Task to carry out:
Going through the material below, please gather all lines with the word "DUNOVÁ" in them.

Given data:
* * * * * * * * *
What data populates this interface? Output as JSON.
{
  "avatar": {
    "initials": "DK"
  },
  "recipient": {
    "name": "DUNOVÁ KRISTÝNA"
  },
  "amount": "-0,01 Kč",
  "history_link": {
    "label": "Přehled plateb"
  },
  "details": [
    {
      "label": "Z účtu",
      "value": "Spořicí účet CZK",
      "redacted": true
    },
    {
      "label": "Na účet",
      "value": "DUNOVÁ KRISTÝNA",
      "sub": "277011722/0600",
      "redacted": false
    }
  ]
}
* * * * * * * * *
Response:
    "name": "DUNOVÁ KRISTÝNA"
      "value": "DUNOVÁ KRISTÝNA",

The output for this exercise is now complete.